Collagen Can Be Good is is a Waste if You're Getting Enough Already
"Collagen is a relatively simple supplement that people have taken for decades to improve hair, skin, nails and bones," Marchese shares. "Collagen supplements usually include powdered animal bones, ligaments and tendons, but some synthetic variants are also available. However, our bodies make the required amount of collagen daily and even have signaling mechanisms to determine when it needs to repair collagen. We make collagen from foods rich in vitamin C and amino acids, such as peppers, green leafy vegetables and fruits. Chicken, fish, broth, berries, garlic, beans and nuts also increase levels of hyaluronic acid and collagen in the body. Limiting foods that cause inflammation, such as fats or oils, and increasing antioxidant sources can keep collagen healthy. With a varied and well-rounded diet, there is no need for a daily collagen supplement."

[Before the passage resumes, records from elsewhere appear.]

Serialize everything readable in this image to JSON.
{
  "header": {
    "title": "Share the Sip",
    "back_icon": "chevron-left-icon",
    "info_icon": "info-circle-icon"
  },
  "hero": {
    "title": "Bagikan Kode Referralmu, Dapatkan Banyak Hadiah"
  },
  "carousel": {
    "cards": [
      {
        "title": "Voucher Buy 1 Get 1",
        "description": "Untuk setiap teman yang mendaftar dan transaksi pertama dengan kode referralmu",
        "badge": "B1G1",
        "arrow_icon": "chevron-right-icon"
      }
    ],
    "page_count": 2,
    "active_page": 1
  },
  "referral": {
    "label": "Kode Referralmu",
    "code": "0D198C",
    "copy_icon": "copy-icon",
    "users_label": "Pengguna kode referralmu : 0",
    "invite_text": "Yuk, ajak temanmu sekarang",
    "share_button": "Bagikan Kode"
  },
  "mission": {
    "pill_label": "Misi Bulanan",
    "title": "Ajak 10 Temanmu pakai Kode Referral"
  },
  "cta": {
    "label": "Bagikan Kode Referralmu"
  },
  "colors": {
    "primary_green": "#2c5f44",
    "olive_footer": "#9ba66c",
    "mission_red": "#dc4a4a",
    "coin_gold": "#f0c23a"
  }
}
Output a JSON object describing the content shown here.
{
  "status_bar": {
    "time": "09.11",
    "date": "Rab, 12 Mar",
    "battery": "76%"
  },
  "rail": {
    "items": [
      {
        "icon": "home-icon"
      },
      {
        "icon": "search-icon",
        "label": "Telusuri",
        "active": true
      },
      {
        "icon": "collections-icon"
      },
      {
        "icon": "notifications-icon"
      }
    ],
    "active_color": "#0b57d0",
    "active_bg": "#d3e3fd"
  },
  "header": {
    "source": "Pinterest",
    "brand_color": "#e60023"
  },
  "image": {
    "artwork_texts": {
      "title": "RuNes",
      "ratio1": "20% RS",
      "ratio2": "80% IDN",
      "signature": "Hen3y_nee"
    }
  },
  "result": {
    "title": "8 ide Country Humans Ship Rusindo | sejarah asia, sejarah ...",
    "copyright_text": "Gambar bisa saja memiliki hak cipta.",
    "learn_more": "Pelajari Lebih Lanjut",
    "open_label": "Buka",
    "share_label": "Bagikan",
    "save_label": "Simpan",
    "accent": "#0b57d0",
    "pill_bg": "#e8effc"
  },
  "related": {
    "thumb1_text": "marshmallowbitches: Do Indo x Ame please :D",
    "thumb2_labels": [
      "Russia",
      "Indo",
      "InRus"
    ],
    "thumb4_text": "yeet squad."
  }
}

Marchese tells us, "Perhaps the most egregious example of unnecessary supplements is the multivitamin. Current evidence suggests that any potential benefit from a multivitamin is small and that most healthy adults receive no benefit from a daily multivitamin. A recent study showed that for a healthy 65-year-old woman with a 9-year mortality risk of about 8.0%, taking a multivitamin for 5 to 10 years might reduce the estimated mortality risk to 7.5%. Additionally, many adults use multivitamins to replace healthy lifestyle habits, leading to a shorter lifespan overall."
According to Marchese, "A small amount of selenium in the diet may provide some health benefits, such as anti-inflammation, but selenium supplements are likely to do more harm than good. Some sources tout selenium for its ability to prevent cancer, but a recent major study found that selenium could increase the risk of prostate cancer and have potentially damaging effects in people with diabetes. The body can absorb enough selenium from natural sources such as beef, nuts and tuna."
Eric Cioe-Peña, MD, Director of Global Health and ED Physician at Staten Island University Hospital tells us, "In general, most vitamins and vitamin supplements that are taken beyond the daily allowance which is virtually every individual vitamin that is listed are what we call water-soluble. Water-soluble vitamins when you take too many of them get excreted almost instantaneously in your urine. Water-soluble vitamins are every vitamin except vitamin A, D, E, and K. Those 4 are fat-soluble and can be stored in your fat and when you take too much of them can generate toxicity.
The other vitamins like vitamins B and C which are often taken for things like boosting your immune system or feeling better more quickly after an infection are not stored. Taking large doses of vitamins C or C and any other water-soluble vitamins will just result in very expensive urine. There are nine water-soluble vitamins: the B vitamins — folate, thiamine, riboflavin, niacin, pantothenic acid, biotin, vitamin B6, and vitamin B12 — and vitamin C."